### Problem to solve
I need the records below restated word for word, without their pictures.

↓

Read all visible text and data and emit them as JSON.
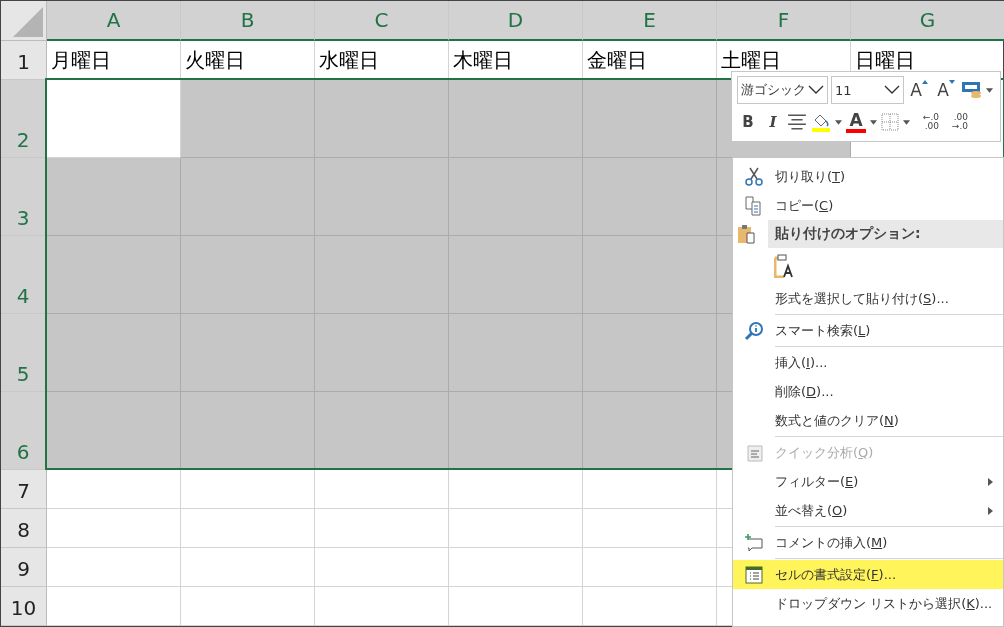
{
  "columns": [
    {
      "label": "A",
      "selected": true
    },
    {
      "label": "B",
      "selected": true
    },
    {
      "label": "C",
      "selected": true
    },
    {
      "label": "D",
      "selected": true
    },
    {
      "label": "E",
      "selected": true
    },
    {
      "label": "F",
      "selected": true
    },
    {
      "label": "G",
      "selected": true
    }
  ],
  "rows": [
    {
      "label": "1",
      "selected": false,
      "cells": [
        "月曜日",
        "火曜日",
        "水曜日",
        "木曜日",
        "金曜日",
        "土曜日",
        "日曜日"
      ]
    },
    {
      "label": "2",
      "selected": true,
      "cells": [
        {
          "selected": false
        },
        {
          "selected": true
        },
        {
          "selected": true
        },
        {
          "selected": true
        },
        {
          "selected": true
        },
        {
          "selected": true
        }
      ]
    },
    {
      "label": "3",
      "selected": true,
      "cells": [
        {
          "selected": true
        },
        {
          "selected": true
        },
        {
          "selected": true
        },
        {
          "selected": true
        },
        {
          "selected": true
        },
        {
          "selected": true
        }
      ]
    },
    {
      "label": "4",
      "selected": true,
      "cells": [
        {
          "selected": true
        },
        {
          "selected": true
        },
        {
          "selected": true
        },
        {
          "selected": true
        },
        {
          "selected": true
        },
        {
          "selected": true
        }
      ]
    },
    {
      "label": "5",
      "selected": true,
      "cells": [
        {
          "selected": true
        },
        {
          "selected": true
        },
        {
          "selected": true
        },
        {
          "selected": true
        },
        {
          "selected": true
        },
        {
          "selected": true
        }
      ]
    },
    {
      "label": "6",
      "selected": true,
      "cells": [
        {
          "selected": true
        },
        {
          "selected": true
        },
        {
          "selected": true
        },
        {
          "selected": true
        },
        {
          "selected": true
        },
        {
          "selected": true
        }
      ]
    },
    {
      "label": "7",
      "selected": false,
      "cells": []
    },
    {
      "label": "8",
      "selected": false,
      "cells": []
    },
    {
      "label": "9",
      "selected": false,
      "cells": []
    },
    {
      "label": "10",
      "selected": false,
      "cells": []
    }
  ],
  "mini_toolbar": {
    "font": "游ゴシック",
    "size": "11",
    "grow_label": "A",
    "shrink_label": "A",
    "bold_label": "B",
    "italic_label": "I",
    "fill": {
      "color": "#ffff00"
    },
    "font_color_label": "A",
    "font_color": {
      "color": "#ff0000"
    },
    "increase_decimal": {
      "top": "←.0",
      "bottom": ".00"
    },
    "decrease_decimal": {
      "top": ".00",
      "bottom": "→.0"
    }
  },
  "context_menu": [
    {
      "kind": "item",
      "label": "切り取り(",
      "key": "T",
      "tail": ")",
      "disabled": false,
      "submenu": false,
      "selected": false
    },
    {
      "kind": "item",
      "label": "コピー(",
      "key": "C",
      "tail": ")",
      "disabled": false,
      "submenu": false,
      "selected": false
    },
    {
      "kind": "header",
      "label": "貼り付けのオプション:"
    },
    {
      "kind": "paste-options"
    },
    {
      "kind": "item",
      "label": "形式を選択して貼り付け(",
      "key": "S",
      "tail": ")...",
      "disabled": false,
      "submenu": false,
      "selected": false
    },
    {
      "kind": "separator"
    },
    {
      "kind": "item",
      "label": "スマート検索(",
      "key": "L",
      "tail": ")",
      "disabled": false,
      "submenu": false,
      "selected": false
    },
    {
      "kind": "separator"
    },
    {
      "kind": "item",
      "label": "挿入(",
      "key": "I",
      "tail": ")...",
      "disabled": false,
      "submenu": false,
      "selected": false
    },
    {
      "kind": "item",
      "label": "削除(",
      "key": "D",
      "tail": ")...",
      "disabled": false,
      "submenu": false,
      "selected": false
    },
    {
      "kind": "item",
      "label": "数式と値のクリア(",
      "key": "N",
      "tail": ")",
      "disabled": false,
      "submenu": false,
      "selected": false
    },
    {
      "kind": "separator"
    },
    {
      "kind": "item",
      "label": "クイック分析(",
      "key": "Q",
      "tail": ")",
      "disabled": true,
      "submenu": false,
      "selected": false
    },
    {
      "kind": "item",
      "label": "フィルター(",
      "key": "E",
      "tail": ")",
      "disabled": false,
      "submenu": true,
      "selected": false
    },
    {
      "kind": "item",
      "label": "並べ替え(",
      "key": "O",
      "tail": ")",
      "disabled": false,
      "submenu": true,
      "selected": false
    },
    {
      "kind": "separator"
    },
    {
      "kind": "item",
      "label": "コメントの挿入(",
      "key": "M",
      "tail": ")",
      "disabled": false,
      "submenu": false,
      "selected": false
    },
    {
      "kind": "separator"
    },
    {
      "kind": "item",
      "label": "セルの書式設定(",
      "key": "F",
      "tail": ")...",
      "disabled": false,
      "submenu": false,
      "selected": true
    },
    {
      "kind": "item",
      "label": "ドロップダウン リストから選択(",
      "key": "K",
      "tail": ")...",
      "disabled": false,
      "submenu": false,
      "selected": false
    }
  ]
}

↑

### Answer to this problem
Read all visible text and data and emit them as JSON.
{
  "columns": [
    {
      "label": "A",
      "selected": true
    },
    {
      "label": "B",
      "selected": true
    },
    {
      "label": "C",
      "selected": true
    },
    {
      "label": "D",
      "selected": true
    },
    {
      "label": "E",
      "selected": true
    },
    {
      "label": "F",
      "selected": true
    },
    {
      "label": "G",
      "selected": true
    }
  ],
  "rows": [
    {
      "label": "1",
      "selected": false,
      "cells": [
        "月曜日",
        "火曜日",
        "水曜日",
        "木曜日",
        "金曜日",
        "土曜日",
        "日曜日"
      ]
    },
    {
      "label": "2",
      "selected": true,
      "cells": [
        {
          "selected": false
        },
        {
          "selected": true
        },
        {
          "selected": true
        },
        {
          "selected": true
        },
        {
          "selected": true
        },
        {
          "selected": true
        }
      ]
    },
    {
      "label": "3",
      "selected": true,
      "cells": [
        {
          "selected": true
        },
        {
          "selected": true
        },
        {
          "selected": true
        },
        {
          "selected": true
        },
        {
          "selected": true
        },
        {
          "selected": true
        }
      ]
    },
    {
      "label": "4",
      "selected": true,
      "cells": [
        {
          "selected": true
        },
        {
          "selected": true
        },
        {
          "selected": true
        },
        {
          "selected": true
        },
        {
          "selected": true
        },
        {
          "selected": true
        }
      ]
    },
    {
      "label": "5",
      "selected": true,
      "cells": [
        {
          "selected": true
        },
        {
          "selected": true
        },
        {
          "selected": true
        },
        {
          "selected": true
        },
        {
          "selected": true
        },
        {
          "selected": true
        }
      ]
    },
    {
      "label": "6",
      "selected": true,
      "cells": [
        {
          "selected": true
        },
        {
          "selected": true
        },
        {
          "selected": true
        },
        {
          "selected": true
        },
        {
          "selected": true
        },
        {
          "selected": true
        }
      ]
    },
    {
      "label": "7",
      "selected": false,
      "cells": []
    },
    {
      "label": "8",
      "selected": false,
      "cells": []
    },
    {
      "label": "9",
      "selected": false,
      "cells": []
    },
    {
      "label": "10",
      "selected": false,
      "cells": []
    }
  ],
  "mini_toolbar": {
    "font": "游ゴシック",
    "size": "11",
    "grow_label": "A",
    "shrink_label": "A",
    "bold_label": "B",
    "italic_label": "I",
    "fill": {
      "color": "#ffff00"
    },
    "font_color_label": "A",
    "font_color": {
      "color": "#ff0000"
    },
    "increase_decimal": {
      "top": "←.0",
      "bottom": ".00"
    },
    "decrease_decimal": {
      "top": ".00",
      "bottom": "→.0"
    }
  },
  "context_menu": [
    {
      "kind": "item",
      "label": "切り取り(",
      "key": "T",
      "tail": ")",
      "disabled": false,
      "submenu": false,
      "selected": false
    },
    {
      "kind": "item",
      "label": "コピー(",
      "key": "C",
      "tail": ")",
      "disabled": false,
      "submenu": false,
      "selected": false
    },
    {
      "kind": "header",
      "label": "貼り付けのオプション:"
    },
    {
      "kind": "paste-options"
    },
    {
      "kind": "item",
      "label": "形式を選択して貼り付け(",
      "key": "S",
      "tail": ")...",
      "disabled": false,
      "submenu": false,
      "selected": false
    },
    {
      "kind": "separator"
    },
    {
      "kind": "item",
      "label": "スマート検索(",
      "key": "L",
      "tail": ")",
      "disabled": false,
      "submenu": false,
      "selected": false
    },
    {
      "kind": "separator"
    },
    {
      "kind": "item",
      "label": "挿入(",
      "key": "I",
      "tail": ")...",
      "disabled": false,
      "submenu": false,
      "selected": false
    },
    {
      "kind": "item",
      "label": "削除(",
      "key": "D",
      "tail": ")...",
      "disabled": false,
      "submenu": false,
      "selected": false
    },
    {
      "kind": "item",
      "label": "数式と値のクリア(",
      "key": "N",
      "tail": ")",
      "disabled": false,
      "submenu": false,
      "selected": false
    },
    {
      "kind": "separator"
    },
    {
      "kind": "item",
      "label": "クイック分析(",
      "key": "Q",
      "tail": ")",
      "disabled": true,
      "submenu": false,
      "selected": false
    },
    {
      "kind": "item",
      "label": "フィルター(",
      "key": "E",
      "tail": ")",
      "disabled": false,
      "submenu": true,
      "selected": false
    },
    {
      "kind": "item",
      "label": "並べ替え(",
      "key": "O",
      "tail": ")",
      "disabled": false,
      "submenu": true,
      "selected": false
    },
    {
      "kind": "separator"
    },
    {
      "kind": "item",
      "label": "コメントの挿入(",
      "key": "M",
      "tail": ")",
      "disabled": false,
      "submenu": false,
      "selected": false
    },
    {
      "kind": "separator"
    },
    {
      "kind": "item",
      "label": "セルの書式設定(",
      "key": "F",
      "tail": ")...",
      "disabled": false,
      "submenu": false,
      "selected": true
    },
    {
      "kind": "item",
      "label": "ドロップダウン リストから選択(",
      "key": "K",
      "tail": ")...",
      "disabled": false,
      "submenu": false,
      "selected": false
    }
  ]
}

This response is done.